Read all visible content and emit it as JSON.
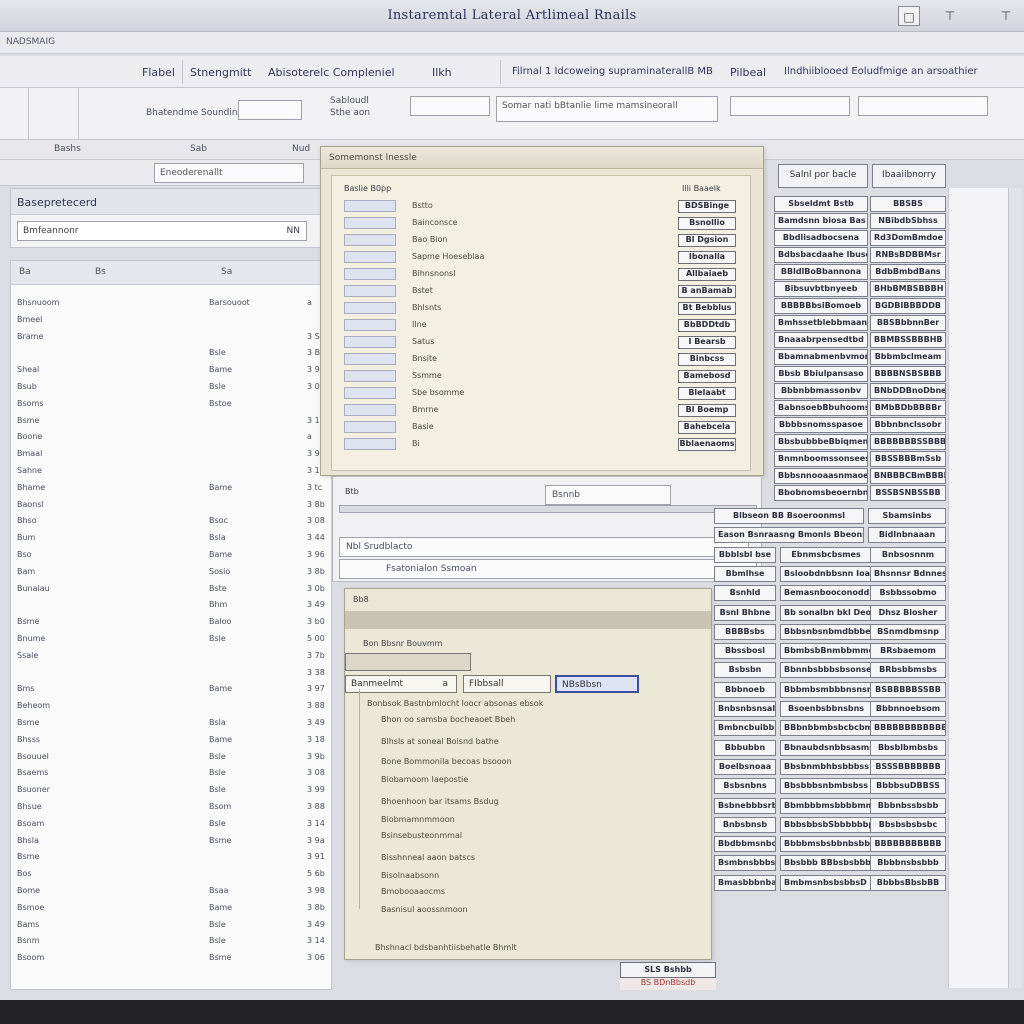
{
  "window": {
    "title": "Instaremtal Lateral Artlimeal Rnails"
  },
  "menubar": {
    "left_label": "NADSMAIG"
  },
  "toolbar": {
    "items": [
      "Flabel",
      "Stnengmitt",
      "Abisoterelc Compleniel",
      "Ilkh",
      "Filrnal 1 Idcoweing supraminaterallB MB",
      "Pilbeal",
      "Ilndhiiblooed Eoludfmige an arsoathier"
    ]
  },
  "ribbon": {
    "label_left": "Bhatendme Sounding",
    "box_a": "Sabloudl",
    "label_mid": "Sthe aon",
    "label_info": "Somar nati bBtanlie lime mamsineorall"
  },
  "subhead": {
    "a": "Bashs",
    "b": "Sab",
    "c": "Nud"
  },
  "filterbar": {
    "label": "Eneoderenallt"
  },
  "left_panel": {
    "title": "Basepretecerd",
    "input": "Bmfeannonr",
    "input_value": "NN"
  },
  "list": {
    "headers": [
      "Ba",
      "Bs",
      "Sa"
    ],
    "rows": [
      [
        "Bhsnuoom",
        "Barsouoot",
        ""
      ],
      [
        "Bmeel",
        "",
        ""
      ],
      [
        "Brame",
        "",
        "a"
      ],
      [
        "",
        "Bsle",
        ""
      ],
      [
        "Sheal",
        "Bame",
        ""
      ],
      [
        "Bsub",
        "Bsle",
        ""
      ],
      [
        "Bsoms",
        "Bstoe",
        ""
      ],
      [
        "Bsme",
        "",
        "a"
      ],
      [
        "Boone",
        "",
        "a"
      ],
      [
        "Bmaal",
        "",
        ""
      ],
      [
        "Sahne",
        "",
        ""
      ],
      [
        "Bhame",
        "Bame",
        ""
      ],
      [
        "Baonsl",
        "",
        ""
      ],
      [
        "Bhso",
        "Bsoc",
        ""
      ],
      [
        "Bum",
        "Bsla",
        ""
      ],
      [
        "Bso",
        "Bame",
        ""
      ],
      [
        "Bam",
        "Sosio",
        ""
      ],
      [
        "Bunalau",
        "Bste",
        ""
      ],
      [
        "",
        "Bhm",
        ""
      ],
      [
        "Bsme",
        "Baloo",
        ""
      ],
      [
        "Bnume",
        "Bsle",
        ""
      ],
      [
        "Ssale",
        "",
        ""
      ],
      [
        "",
        "",
        "a"
      ],
      [
        "Bms",
        "Bame",
        ""
      ],
      [
        "Beheom",
        "",
        ""
      ],
      [
        "Bsme",
        "Bsla",
        ""
      ],
      [
        "Bhsss",
        "Bame",
        ""
      ],
      [
        "Bsouuel",
        "Bsle",
        ""
      ],
      [
        "Bsaems",
        "Bsle",
        ""
      ],
      [
        "Bsuoner",
        "Bsle",
        ""
      ],
      [
        "Bhsue",
        "Bsom",
        ""
      ],
      [
        "Bsoam",
        "Bsle",
        ""
      ],
      [
        "Bhsla",
        "Bsme",
        ""
      ],
      [
        "Bsme",
        "",
        ""
      ],
      [
        "Bos",
        "",
        "a"
      ],
      [
        "Bome",
        "Bsaa",
        ""
      ],
      [
        "Bsmoe",
        "Bame",
        ""
      ],
      [
        "Bams",
        "Bsle",
        ""
      ],
      [
        "Bsnm",
        "Bsle",
        ""
      ],
      [
        "Bsoom",
        "Bsme",
        ""
      ]
    ],
    "values": [
      "a",
      "",
      "3 S1",
      "3 B8",
      "3 9b",
      "3 08",
      "",
      "3 11",
      "a",
      "3 9a",
      "3 10",
      "3 tc",
      "3 8b",
      "3 08",
      "3 44",
      "3 96",
      "3 8b",
      "3 0b",
      "3 49",
      "3 b0",
      "5 00",
      "3 7b",
      "3 38",
      "3 97",
      "3 88",
      "3 49",
      "3 18",
      "3 9b",
      "3 08",
      "3 99",
      "3 88",
      "3 14",
      "3 9a",
      "3 91",
      "5 6b",
      "3 98",
      "3 8b",
      "3 49",
      "3 14",
      "3 06"
    ]
  },
  "dialog_main": {
    "title": "Somemonst lnessle",
    "header_left": "Baslie B0pp",
    "header_right": "Illi Baaelk",
    "items": [
      "Bstto",
      "Bainconsce",
      "Bao Bion",
      "Sapme Hoeseblaa",
      "Bihnsnonsl",
      "Bstet",
      "Bhlsnts",
      "Ilne",
      "Satus",
      "Bnsite",
      "Ssmme",
      "Sbe bsomme",
      "Bmrne",
      "Basie",
      "Bi"
    ],
    "buttons": [
      "BDSBinge",
      "Bsnollio",
      "Bl Dgsion",
      "Ibonalla",
      "Allbaiaeb",
      "B anBamab",
      "Bt Bebblus",
      "BbBDDtdb",
      "I Bearsb",
      "Binbcss",
      "Bamebosd",
      "Blelaabt",
      "Bl Boemp",
      "Bahebcela",
      "Bblaenaoms"
    ]
  },
  "dialog_search": {
    "label": "Btb",
    "field1": "Bsnnb",
    "field2": "Nbl Srudblacto",
    "field3": "Fsatonialon Ssmoan"
  },
  "dialog_detail": {
    "title": "Bb8",
    "heading": "Bon Bbsnr Bouvmm",
    "field_a": "Banmeelmt",
    "field_b": "FIbbsall",
    "field_c": "NBsBbsn",
    "field_a_value": "a",
    "lines": [
      "Bonbsok Bastnbmlocht loocr absonas ebsok",
      "Bhon oo samsba bocheaoet Bbeh",
      "Blhsls at soneal Bolsnd bathe",
      "Bone Bommonila becoas bsooon",
      "Biobamoom Iaepostie",
      "Bhoenhoon bar itsams Bsdug",
      "Biobmamnmmoon",
      "Bsinsebusteonmmal",
      "Bisshnneal aaon batscs",
      "Bisolnaabsonn",
      "Bmobooaaocms",
      "Basnisul aoossnmoon",
      "Bhshnacl bdsbanhtiisbehatle Bhmlt"
    ]
  },
  "grid": {
    "headers": [
      "Salnl por bacle",
      "Ibaaiibnorry"
    ],
    "rows": [
      [
        "Sbseldmt Bstb",
        "BBSBS"
      ],
      [
        "Bamdsnn biosa Bas",
        "NBibdbSbhss"
      ],
      [
        "Bbdlisadbocsena",
        "Rd3DomBmdoe"
      ],
      [
        "Bdbsbacdaahe lbuse",
        "RNBsBDBBMsr"
      ],
      [
        "BBldlBoBbannona",
        "BdbBmbdBans"
      ],
      [
        "Bibsuvbtbnyeeb",
        "BHbBMBSBBBH"
      ],
      [
        "BBBBBbsiBomoeb",
        "BGDBIBBBDDB"
      ],
      [
        "Bmhssetblebbmaan",
        "BBSBbbnnBer"
      ],
      [
        "Bnaaabrpensedtbd",
        "BBMBSSBBBHB"
      ],
      [
        "Bbamnabmenbvmona",
        "Bbbmbclmeam"
      ],
      [
        "Bbsb Bbiulpansaso",
        "BBBBNSBSBBB"
      ],
      [
        "Bbbnbbmassonbv",
        "BNbDDBnoDbne"
      ],
      [
        "BabnsoebBbuhoomson",
        "BMbBDbBBBBr"
      ],
      [
        "Bbbbsnomsspasoe",
        "Bbbnbnclssobr"
      ],
      [
        "BbsbubbbeBbiqmena",
        "BBBBBBBSSBBB"
      ],
      [
        "Bnmnboomssonsees",
        "BBSSBBBmSsb"
      ],
      [
        "Bbbsnnooaasnmaoe",
        "BNBBBCBmBBBE"
      ],
      [
        "Bbobnomsbeoernbn",
        "BSSBSNBSSBB"
      ]
    ],
    "rows_lower": [
      [
        "Blbseon BB Bsoeroonmsl",
        "Sbamsinbs"
      ],
      [
        "Eason Bsnraasng Bmonls Bbeonsboss",
        "Bidlnbnaaan"
      ],
      [
        "Bbblsbl bse",
        "Ebnmsbcbsmes",
        "Bnbsosnnm"
      ],
      [
        "Bbmlhse",
        "Bsloobdnbbsnn Ioaa",
        "Bhsnnsr Bdnnes"
      ],
      [
        "Bsnhld",
        "Bemasnbooconoddb",
        "Bsbbssobmo"
      ],
      [
        "Bsnl Bhbne",
        "Bb sonalbn bkl Deoe",
        "Dhsz Blosher"
      ],
      [
        "BBBBsbs",
        "Bbbsnbsnbmdbbbe",
        "BSnmdbmsnp"
      ],
      [
        "Bbssbosl",
        "BbmbsbBnmbbmmone",
        "BRsbaemom"
      ],
      [
        "Bsbsbn",
        "Bbnnbsbbbsbsonse",
        "BRbsbbmsbs"
      ],
      [
        "Bbbnoeb",
        "Bbbmbsmbbbnsnsnb",
        "BSBBBBBSSBB"
      ],
      [
        "Bnbsnbsnsal",
        "Bsoenbsbbnsbns",
        "Bbbnnoebsom"
      ],
      [
        "Bmbncbuibbhdb",
        "BBbnbbmbsbcbcbmd",
        "BBBBBBBBBBBB"
      ],
      [
        "Bbbubbn",
        "Bbnaubdsnbbsasms",
        "Bbsblbmbsbs"
      ],
      [
        "Boelbsnoaa",
        "Bbsbnmbhbsbbbss",
        "BSSSBBBBBBB"
      ],
      [
        "Bsbsnbns",
        "Bbsbbbsnbmbsbss",
        "BbbbsuDBBSS"
      ],
      [
        "Bsbnebbbsrb",
        "Bbmbbbmsbbbbmmaoe",
        "Bbbnbssbsbb"
      ],
      [
        "Bnbsbnsb",
        "BbbsbbsbSbbbbbbp",
        "Bbsbsbsbsbc"
      ],
      [
        "Bbdbbmsnbobs",
        "Bbbbmsbsbbnbsbbd",
        "BBBBBBBBBBB"
      ],
      [
        "Bsmbnsbbbsb",
        "Bbsbbb BBbsbsbbbmso",
        "Bbbbnsbsbbb"
      ],
      [
        "Bmasbbbnbaom",
        "BmbmsnbsbsbbsD Bdsb",
        "BbbbsBbsbBB"
      ]
    ]
  },
  "status": {
    "primary": "SLS Bshbb",
    "secondary": "BS BDnBbsdb"
  }
}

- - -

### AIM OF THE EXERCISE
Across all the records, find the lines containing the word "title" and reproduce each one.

### WRITTEN RESPONSE
    "title": "Instaremtal Lateral Artlimeal Rnails"
    "title": "Basepretecerd",
    "title": "Somemonst lnessle",
    "title": "Bb8",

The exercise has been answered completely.